### ACTIVITY:
List every line below containing "订购日期".

### Excerpts from an interface dataset:
- Opening Delimiter -
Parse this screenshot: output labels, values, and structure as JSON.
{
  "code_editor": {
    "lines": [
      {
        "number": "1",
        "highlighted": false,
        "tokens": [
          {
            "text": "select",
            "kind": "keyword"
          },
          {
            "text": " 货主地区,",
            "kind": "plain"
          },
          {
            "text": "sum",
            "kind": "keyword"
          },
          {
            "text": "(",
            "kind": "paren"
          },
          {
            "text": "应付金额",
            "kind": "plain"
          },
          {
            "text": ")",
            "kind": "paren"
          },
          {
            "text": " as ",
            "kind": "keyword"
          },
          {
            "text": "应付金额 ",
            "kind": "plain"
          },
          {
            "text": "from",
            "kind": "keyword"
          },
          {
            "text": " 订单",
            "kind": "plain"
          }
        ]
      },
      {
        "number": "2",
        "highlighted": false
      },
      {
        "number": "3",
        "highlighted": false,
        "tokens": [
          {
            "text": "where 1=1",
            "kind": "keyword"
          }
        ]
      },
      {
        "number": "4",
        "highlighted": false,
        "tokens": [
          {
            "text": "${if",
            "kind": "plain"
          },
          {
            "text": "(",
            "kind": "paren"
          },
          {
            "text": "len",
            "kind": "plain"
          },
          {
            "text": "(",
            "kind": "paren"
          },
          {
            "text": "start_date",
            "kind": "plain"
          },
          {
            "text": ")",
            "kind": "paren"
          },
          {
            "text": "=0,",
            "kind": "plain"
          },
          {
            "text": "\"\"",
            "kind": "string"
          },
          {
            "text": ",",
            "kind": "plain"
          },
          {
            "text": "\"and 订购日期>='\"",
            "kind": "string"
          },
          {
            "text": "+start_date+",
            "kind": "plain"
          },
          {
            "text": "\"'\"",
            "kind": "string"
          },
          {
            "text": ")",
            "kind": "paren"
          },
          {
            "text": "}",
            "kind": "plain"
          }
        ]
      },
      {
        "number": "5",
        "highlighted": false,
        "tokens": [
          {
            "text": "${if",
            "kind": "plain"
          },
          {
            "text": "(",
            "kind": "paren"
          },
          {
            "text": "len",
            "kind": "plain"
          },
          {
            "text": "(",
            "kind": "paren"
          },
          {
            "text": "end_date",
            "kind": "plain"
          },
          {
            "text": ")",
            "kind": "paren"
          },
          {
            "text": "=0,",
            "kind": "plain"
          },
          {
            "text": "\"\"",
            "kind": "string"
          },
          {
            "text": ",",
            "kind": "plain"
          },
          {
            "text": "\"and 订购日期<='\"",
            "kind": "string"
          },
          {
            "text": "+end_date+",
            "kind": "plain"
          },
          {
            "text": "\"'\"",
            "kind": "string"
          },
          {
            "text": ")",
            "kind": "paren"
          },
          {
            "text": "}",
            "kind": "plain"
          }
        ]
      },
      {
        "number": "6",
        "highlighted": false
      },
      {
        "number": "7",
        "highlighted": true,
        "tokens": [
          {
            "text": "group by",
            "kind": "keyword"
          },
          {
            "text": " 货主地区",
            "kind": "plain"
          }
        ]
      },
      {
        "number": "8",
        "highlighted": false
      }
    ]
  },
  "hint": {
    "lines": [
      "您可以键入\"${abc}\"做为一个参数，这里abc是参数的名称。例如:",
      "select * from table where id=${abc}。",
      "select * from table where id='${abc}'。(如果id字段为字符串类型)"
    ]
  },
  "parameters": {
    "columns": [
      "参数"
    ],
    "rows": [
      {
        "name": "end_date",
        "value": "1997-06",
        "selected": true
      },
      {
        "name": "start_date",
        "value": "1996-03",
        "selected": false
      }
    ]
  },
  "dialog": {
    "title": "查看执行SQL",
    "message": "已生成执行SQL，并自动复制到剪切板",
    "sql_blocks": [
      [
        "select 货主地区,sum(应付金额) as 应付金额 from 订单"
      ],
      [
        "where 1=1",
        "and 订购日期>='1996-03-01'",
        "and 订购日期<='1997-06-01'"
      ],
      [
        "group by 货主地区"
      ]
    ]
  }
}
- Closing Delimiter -
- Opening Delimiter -
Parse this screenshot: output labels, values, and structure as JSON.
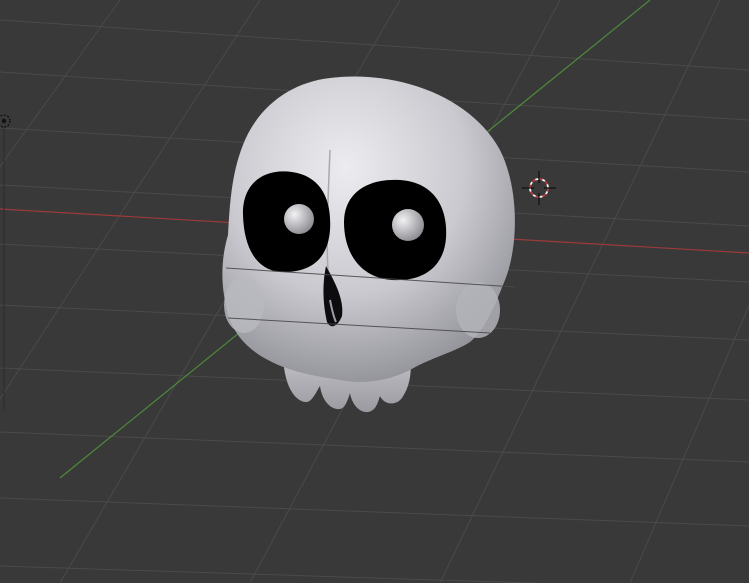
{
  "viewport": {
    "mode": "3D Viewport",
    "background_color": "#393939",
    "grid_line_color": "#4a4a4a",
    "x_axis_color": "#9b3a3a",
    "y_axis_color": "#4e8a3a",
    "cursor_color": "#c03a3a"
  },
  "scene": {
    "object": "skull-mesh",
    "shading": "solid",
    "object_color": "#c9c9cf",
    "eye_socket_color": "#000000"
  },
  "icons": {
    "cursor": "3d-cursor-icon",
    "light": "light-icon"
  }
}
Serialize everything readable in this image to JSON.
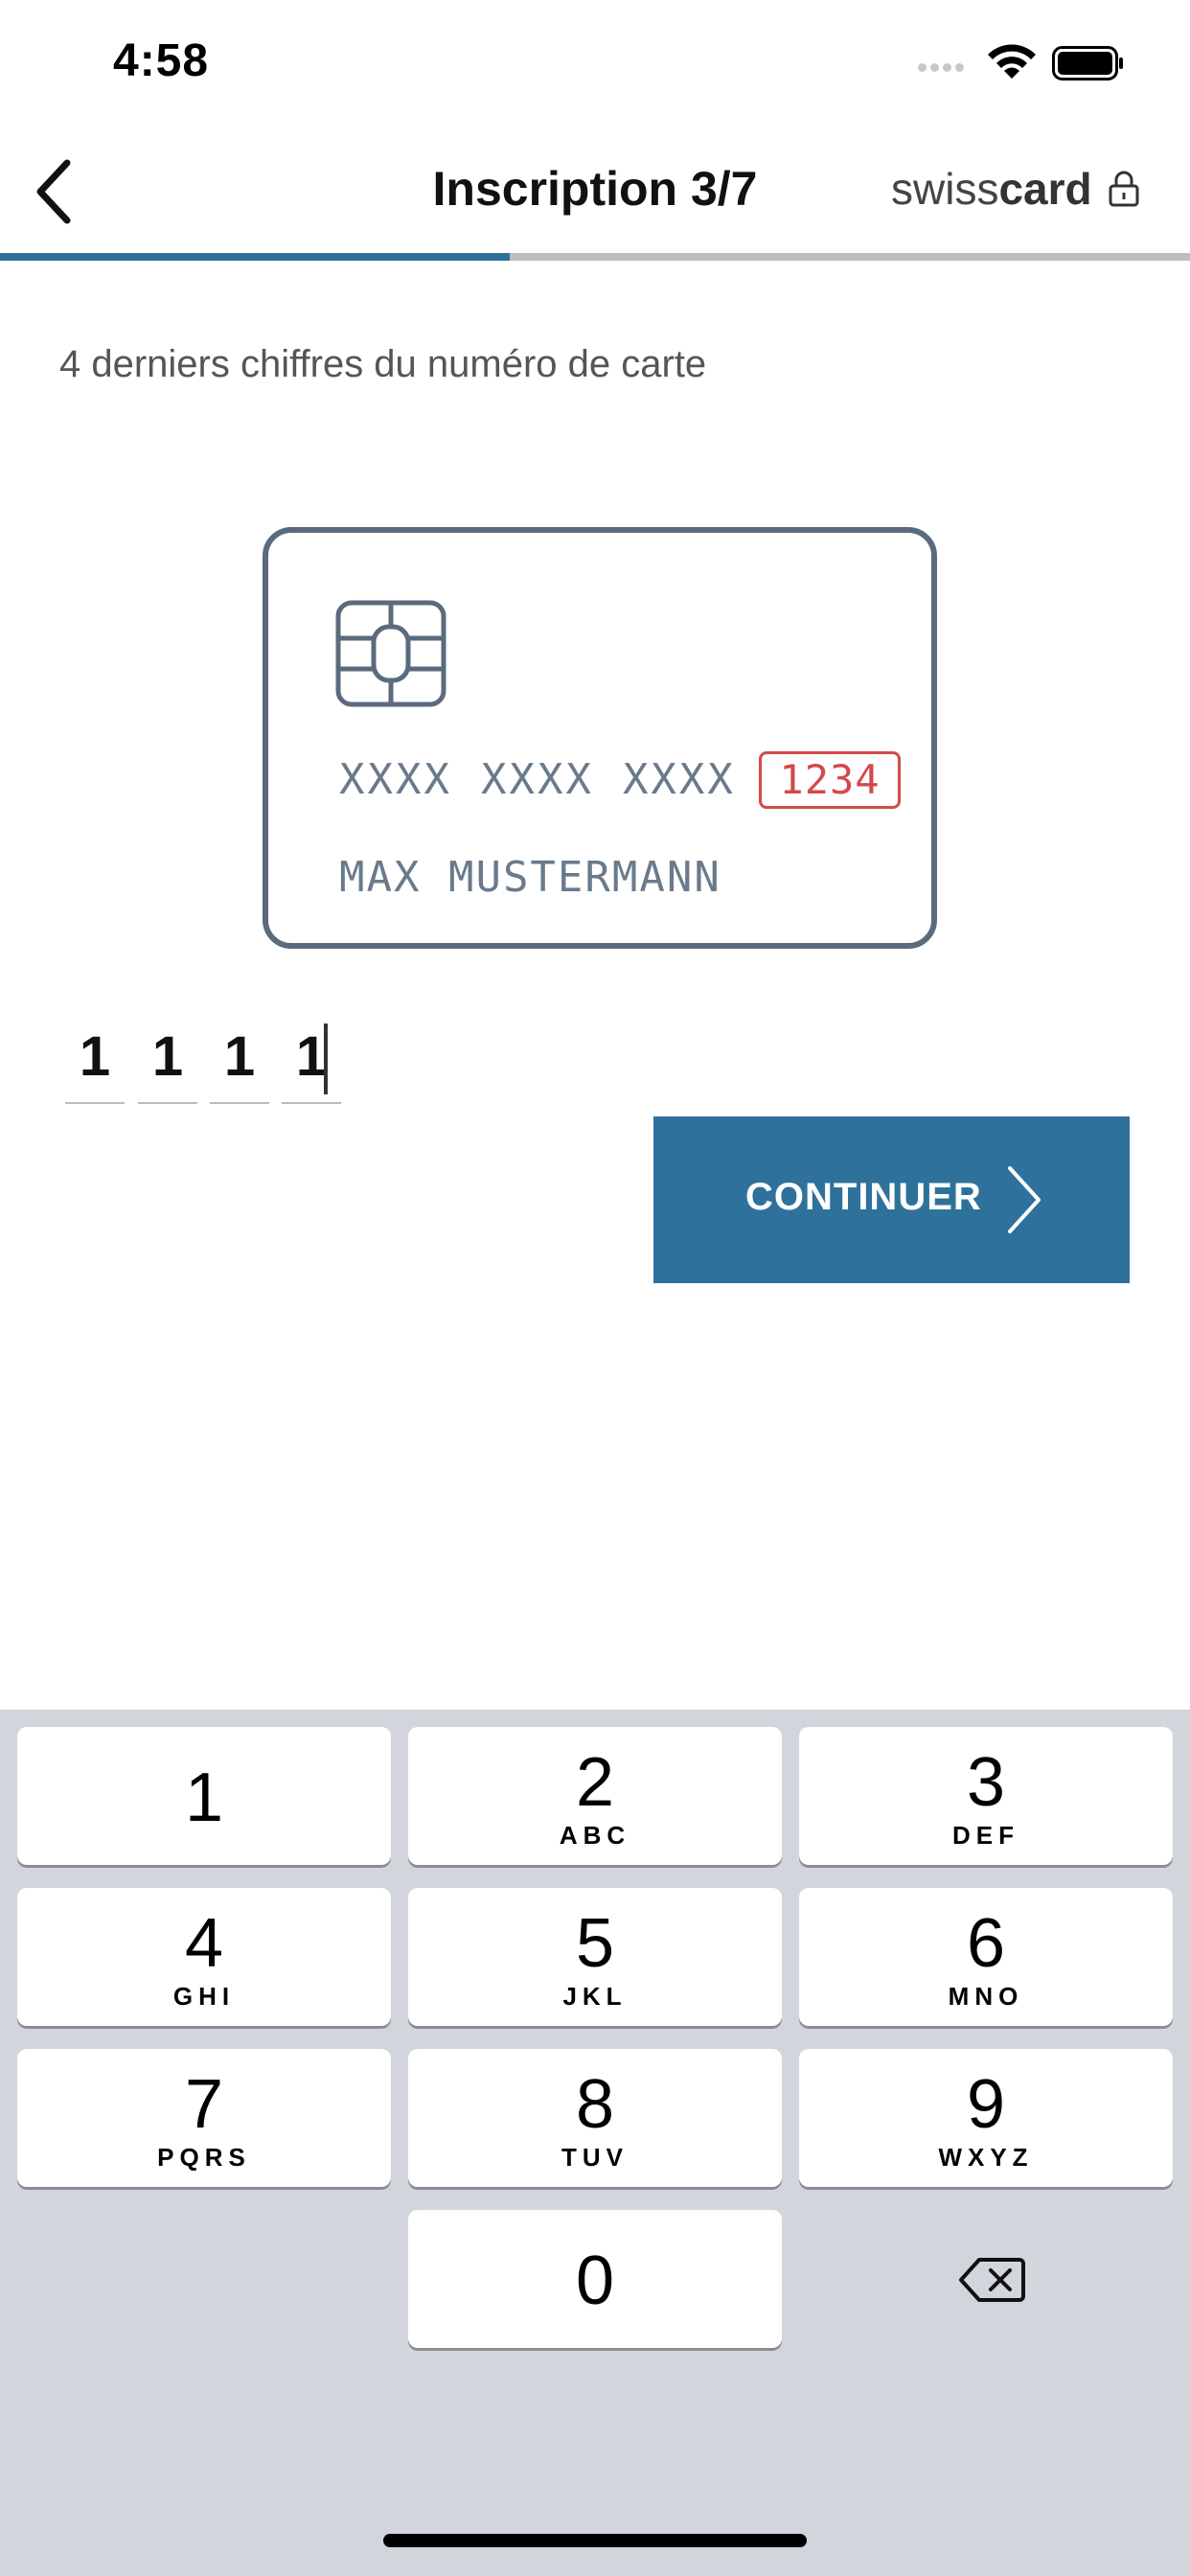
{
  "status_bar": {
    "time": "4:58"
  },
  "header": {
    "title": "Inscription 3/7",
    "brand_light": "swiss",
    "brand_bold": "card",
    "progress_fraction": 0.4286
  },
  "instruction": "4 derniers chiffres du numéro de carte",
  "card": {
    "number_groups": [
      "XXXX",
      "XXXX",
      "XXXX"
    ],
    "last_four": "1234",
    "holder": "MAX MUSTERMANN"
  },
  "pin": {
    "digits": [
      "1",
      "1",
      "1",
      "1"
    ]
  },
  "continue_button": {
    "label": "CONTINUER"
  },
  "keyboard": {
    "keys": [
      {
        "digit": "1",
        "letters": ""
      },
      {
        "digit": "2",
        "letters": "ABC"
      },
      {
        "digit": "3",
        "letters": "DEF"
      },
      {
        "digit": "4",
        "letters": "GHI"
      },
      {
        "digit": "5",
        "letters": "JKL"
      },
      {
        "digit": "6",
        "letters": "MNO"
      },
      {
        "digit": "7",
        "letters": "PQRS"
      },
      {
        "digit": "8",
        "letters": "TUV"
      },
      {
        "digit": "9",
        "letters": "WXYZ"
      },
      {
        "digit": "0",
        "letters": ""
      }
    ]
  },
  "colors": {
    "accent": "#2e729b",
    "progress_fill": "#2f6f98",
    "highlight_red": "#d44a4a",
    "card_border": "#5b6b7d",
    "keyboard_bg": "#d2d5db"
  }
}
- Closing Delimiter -
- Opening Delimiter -
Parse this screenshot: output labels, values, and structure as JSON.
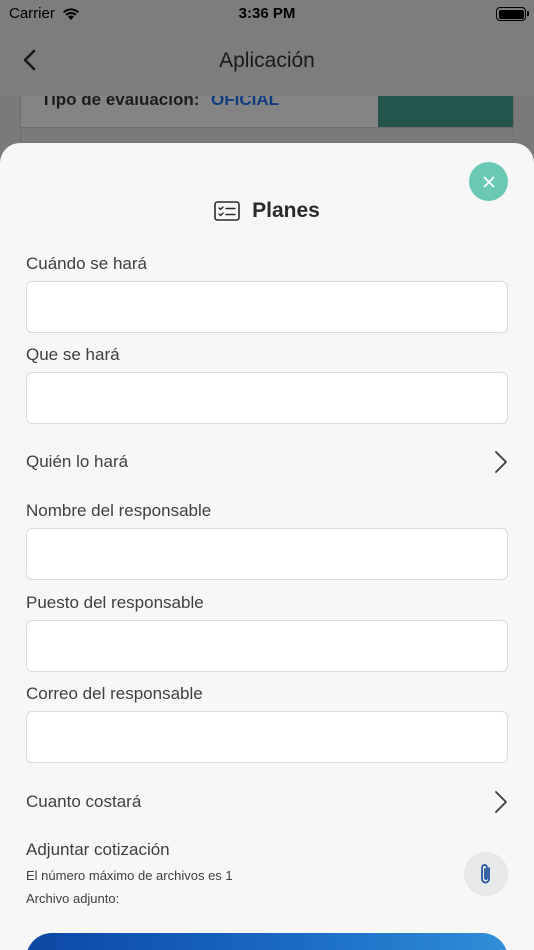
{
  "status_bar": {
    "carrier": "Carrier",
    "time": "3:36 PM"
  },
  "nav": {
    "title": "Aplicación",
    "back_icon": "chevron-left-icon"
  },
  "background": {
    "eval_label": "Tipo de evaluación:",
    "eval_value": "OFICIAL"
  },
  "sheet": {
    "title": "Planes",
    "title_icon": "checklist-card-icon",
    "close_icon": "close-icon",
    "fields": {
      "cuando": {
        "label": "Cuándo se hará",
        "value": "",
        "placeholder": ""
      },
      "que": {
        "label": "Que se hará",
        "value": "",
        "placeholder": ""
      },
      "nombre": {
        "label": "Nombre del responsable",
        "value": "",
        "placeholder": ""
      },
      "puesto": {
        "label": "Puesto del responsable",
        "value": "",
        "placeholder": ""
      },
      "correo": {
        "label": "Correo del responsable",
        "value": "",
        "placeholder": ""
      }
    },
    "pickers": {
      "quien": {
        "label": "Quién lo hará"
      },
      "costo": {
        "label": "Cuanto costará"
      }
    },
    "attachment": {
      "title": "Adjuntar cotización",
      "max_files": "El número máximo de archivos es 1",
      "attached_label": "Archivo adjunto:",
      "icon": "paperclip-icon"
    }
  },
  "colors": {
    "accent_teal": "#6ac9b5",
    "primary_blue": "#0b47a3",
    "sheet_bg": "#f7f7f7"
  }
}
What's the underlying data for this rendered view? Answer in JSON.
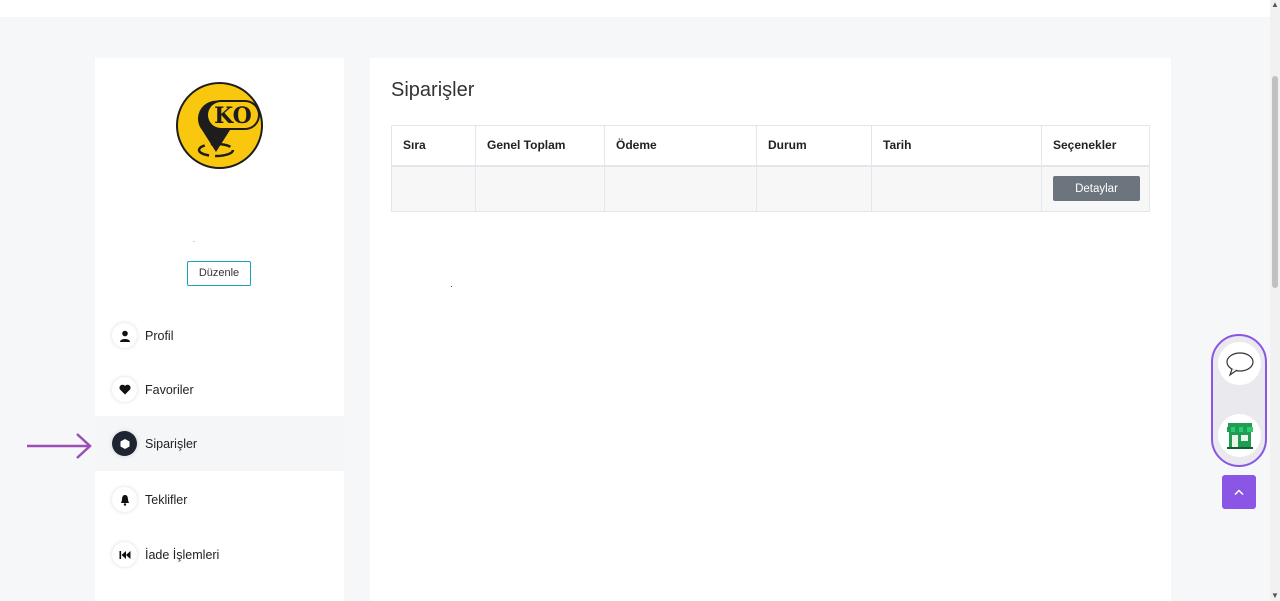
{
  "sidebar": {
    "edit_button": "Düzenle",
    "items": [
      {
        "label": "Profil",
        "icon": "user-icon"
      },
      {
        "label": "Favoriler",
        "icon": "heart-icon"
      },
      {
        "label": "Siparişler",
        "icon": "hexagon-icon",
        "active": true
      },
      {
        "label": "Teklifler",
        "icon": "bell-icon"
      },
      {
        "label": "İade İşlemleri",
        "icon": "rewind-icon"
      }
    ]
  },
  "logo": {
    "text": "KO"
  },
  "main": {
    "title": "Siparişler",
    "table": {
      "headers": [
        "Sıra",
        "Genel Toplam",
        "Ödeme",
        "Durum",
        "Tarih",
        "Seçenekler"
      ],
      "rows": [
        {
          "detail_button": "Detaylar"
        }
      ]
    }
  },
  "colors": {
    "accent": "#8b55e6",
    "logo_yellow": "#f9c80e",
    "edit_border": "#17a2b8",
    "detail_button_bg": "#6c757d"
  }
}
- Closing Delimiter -
### OUTPUT FOR THIS EXERCISE:
            "text": "\"and 订购日期>='\"",
            "text": "\"and 订购日期<='\"",
        "and 订购日期>='1996-03-01'",
        "and 订购日期<='1997-06-01'"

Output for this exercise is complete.